Exercise directions
For the word "Vault", work out how many lines in the records below contain it and state that count alone.

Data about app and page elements
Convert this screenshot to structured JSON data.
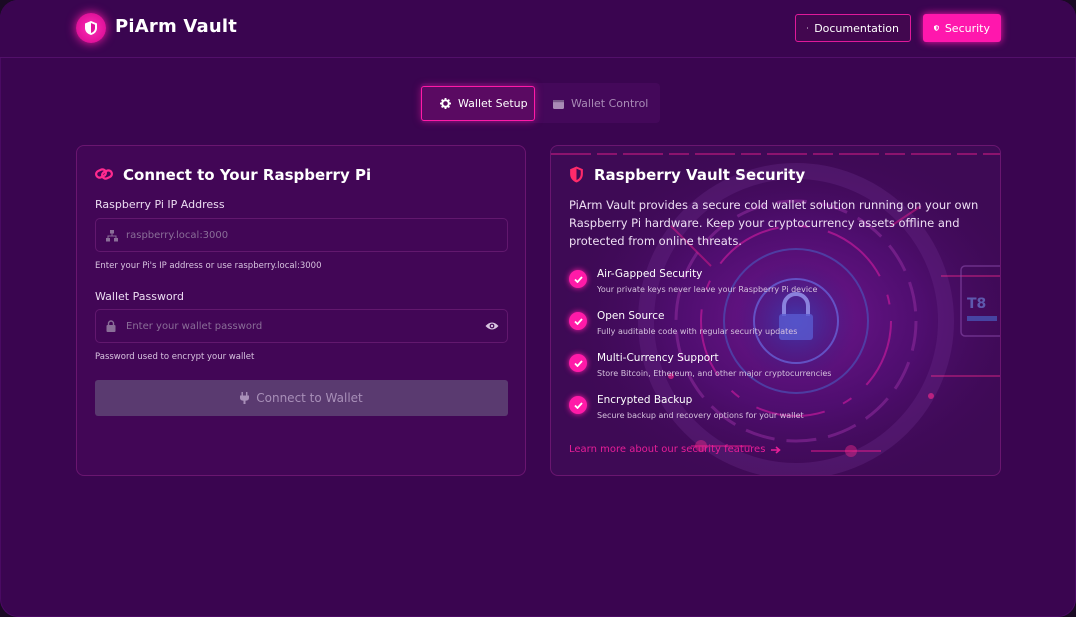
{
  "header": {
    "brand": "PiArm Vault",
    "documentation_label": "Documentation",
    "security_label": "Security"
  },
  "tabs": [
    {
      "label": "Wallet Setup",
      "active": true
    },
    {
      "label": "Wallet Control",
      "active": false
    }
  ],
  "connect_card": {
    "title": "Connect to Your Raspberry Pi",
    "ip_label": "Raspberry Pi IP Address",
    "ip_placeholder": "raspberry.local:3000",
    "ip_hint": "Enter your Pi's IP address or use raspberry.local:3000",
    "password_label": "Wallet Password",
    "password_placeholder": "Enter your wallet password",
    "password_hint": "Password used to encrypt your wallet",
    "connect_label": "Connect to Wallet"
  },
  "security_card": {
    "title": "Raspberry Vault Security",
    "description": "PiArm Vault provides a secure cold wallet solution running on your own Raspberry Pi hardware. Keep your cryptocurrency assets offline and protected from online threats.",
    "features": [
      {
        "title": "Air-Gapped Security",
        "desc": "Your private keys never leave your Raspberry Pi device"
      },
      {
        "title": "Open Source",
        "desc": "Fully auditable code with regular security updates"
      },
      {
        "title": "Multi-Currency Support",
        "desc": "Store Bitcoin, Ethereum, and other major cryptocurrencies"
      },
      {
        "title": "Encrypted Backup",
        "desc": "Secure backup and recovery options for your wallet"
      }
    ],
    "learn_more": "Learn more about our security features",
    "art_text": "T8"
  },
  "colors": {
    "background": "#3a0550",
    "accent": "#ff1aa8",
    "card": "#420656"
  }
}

Solution for this task
3